Activity ->
Going through the data below, tally every line where the string "Esempio" occurs, then give only the tally.

- - - - - - -

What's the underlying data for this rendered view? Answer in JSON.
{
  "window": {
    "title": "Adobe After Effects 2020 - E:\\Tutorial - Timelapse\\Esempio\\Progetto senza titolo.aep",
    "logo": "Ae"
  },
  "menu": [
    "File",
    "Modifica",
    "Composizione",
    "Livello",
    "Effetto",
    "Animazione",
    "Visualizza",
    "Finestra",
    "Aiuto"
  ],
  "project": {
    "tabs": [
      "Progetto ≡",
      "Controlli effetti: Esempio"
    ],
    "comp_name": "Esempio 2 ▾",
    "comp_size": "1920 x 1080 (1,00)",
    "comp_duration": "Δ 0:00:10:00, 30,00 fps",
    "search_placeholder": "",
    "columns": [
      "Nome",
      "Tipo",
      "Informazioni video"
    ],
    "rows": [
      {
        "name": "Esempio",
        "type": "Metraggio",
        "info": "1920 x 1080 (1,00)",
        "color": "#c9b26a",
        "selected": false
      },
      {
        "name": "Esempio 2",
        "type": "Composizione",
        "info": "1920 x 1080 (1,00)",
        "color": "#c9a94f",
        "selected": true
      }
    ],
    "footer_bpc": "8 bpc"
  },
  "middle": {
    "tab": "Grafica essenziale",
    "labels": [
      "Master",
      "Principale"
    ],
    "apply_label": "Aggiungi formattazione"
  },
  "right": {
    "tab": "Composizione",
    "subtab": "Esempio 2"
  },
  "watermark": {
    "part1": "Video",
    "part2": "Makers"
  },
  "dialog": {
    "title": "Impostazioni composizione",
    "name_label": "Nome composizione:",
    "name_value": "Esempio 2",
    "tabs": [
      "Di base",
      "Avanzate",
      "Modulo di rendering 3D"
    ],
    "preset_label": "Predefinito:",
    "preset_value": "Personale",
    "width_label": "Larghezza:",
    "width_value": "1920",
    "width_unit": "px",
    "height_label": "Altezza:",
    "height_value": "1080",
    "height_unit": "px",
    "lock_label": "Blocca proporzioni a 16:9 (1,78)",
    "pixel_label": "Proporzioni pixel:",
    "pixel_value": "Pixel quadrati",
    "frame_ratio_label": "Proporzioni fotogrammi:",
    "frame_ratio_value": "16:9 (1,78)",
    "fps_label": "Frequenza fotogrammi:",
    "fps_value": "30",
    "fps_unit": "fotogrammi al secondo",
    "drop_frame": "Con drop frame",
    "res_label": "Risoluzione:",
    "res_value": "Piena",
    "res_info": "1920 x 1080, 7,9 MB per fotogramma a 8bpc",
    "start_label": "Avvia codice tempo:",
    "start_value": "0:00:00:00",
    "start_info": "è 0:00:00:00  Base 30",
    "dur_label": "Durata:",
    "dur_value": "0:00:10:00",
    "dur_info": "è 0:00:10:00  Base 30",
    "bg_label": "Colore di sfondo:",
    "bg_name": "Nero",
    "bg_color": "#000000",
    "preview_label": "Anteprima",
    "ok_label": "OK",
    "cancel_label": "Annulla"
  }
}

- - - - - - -

Result ->
7